© 2013

Oil, butter or spray with non-stick cooking spray a 9 x 13 baking pan and line well with plastic wrap, making sure to flatten it to minimize bubbles and wrinkles, especially in the corners of the pan. Do not let excess plastic drape over the pan, but allow it to stay on the inside edge. Set aside.

Cook down frozen fruit in a large saucepan on med. heat, just until its juices are flowing and no ice can be seen. Slightly cool and transfer to a blender, which is then puréed to medium-fine (take care when blending and make sure to slightly vent the lid so steam can escape).

© 2013

Put fruit purée and sugar in the same saucepan, which is now on med. high heat. You must stir constantly (to also prevent the bottom of the saucepan from scorching) and cook the purée until the temperature reaches 238°F (the bowl you used for sugar can be where you put the candy thermometer in once the temperature reaches 238°F, or else you will end up putting the thermometer on the counter, when you have to rush to get the boiled purée in its pan).

Once it reaches 238°F, quickly add the pectin and return the mixture to a boil while stirring, for 1 minute.

Stir in lemon juice and take pan off heat (and don't forget to turn off heat).

Quickly pour hot mixture onto prepared pan and sprinkle thin layer of sugar evenly on the top.

© 2013

Let pan completely cool (two hours or longer) on a rack.

Turn the pan upside down on a large cutting board to release jelly. Peel off plastic wrap. Sprinkle thin layer of sugar evenly on top.

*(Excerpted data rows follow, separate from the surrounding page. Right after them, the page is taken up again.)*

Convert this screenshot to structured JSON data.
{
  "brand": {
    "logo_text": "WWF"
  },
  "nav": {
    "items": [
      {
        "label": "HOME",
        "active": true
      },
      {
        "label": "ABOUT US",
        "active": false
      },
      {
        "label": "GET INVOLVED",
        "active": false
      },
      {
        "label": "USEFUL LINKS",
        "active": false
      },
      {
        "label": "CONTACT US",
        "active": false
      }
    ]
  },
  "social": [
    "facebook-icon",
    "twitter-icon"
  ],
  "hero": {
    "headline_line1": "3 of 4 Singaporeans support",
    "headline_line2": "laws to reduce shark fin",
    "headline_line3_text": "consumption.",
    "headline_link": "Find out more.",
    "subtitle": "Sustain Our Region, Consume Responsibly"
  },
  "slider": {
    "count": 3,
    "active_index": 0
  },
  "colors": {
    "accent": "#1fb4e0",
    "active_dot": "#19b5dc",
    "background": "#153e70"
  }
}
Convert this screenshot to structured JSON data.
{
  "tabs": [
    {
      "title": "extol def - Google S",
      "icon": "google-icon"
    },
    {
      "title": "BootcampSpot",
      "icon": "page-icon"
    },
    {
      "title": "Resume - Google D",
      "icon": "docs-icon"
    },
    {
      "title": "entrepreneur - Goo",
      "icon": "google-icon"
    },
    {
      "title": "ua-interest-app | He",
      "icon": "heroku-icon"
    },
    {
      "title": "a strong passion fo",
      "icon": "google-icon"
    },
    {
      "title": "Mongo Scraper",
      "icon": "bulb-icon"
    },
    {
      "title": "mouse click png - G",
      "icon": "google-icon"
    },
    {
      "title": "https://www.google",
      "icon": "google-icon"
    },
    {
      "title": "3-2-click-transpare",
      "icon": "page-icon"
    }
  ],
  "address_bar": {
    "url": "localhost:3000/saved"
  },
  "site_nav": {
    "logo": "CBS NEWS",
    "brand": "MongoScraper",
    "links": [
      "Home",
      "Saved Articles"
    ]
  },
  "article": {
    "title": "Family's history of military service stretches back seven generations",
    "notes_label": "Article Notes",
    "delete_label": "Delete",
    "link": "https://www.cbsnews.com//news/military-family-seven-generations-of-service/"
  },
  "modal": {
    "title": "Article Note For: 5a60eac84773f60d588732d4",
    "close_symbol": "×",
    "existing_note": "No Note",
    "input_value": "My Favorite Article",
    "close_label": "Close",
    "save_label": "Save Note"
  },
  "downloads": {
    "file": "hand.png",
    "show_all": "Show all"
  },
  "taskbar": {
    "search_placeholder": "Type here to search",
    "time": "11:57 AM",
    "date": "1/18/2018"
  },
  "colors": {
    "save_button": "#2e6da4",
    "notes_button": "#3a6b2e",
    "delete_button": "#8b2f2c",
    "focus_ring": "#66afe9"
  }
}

© 2013

Use small cookie cutters or cut into desired pieces and roll each piece in sugar. It is best presented the same day it's made. Extras you can store in an airtight container, between layers of plastic wrap or parchment, in a cool, dry place, but keep in mind the sugars will dissolve. The rest of the batch you can keep all to yourself, or share with those who don't mind sticky, yummy, coloured fingers.

© 2013

No comments:

Post a Comment